## [Data]
========================

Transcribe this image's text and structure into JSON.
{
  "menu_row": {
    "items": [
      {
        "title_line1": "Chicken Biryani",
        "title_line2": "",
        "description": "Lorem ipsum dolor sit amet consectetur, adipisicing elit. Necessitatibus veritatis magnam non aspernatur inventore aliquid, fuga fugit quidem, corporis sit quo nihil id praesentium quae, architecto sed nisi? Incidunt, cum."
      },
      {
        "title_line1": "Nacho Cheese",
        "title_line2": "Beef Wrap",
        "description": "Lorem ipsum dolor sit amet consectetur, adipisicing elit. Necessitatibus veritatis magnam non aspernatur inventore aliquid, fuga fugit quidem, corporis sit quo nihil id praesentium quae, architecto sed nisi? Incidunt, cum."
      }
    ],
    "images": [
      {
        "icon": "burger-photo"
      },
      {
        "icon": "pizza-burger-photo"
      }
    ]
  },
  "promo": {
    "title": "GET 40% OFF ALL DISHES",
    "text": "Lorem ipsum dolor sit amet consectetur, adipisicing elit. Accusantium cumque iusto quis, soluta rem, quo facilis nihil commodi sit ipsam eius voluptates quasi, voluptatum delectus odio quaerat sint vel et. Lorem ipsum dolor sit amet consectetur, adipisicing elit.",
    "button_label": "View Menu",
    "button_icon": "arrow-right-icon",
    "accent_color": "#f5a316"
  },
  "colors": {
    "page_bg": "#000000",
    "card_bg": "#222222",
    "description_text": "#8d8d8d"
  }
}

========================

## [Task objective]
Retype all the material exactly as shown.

## [Result]
Transcribe this image's text and structure into JSON.
{
  "menu_row": {
    "items": [
      {
        "title_line1": "Chicken Biryani",
        "title_line2": "",
        "description": "Lorem ipsum dolor sit amet consectetur, adipisicing elit. Necessitatibus veritatis magnam non aspernatur inventore aliquid, fuga fugit quidem, corporis sit quo nihil id praesentium quae, architecto sed nisi? Incidunt, cum."
      },
      {
        "title_line1": "Nacho Cheese",
        "title_line2": "Beef Wrap",
        "description": "Lorem ipsum dolor sit amet consectetur, adipisicing elit. Necessitatibus veritatis magnam non aspernatur inventore aliquid, fuga fugit quidem, corporis sit quo nihil id praesentium quae, architecto sed nisi? Incidunt, cum."
      }
    ],
    "images": [
      {
        "icon": "burger-photo"
      },
      {
        "icon": "pizza-burger-photo"
      }
    ]
  },
  "promo": {
    "title": "GET 40% OFF ALL DISHES",
    "text": "Lorem ipsum dolor sit amet consectetur, adipisicing elit. Accusantium cumque iusto quis, soluta rem, quo facilis nihil commodi sit ipsam eius voluptates quasi, voluptatum delectus odio quaerat sint vel et. Lorem ipsum dolor sit amet consectetur, adipisicing elit.",
    "button_label": "View Menu",
    "button_icon": "arrow-right-icon",
    "accent_color": "#f5a316"
  },
  "colors": {
    "page_bg": "#000000",
    "card_bg": "#222222",
    "description_text": "#8d8d8d"
  }
}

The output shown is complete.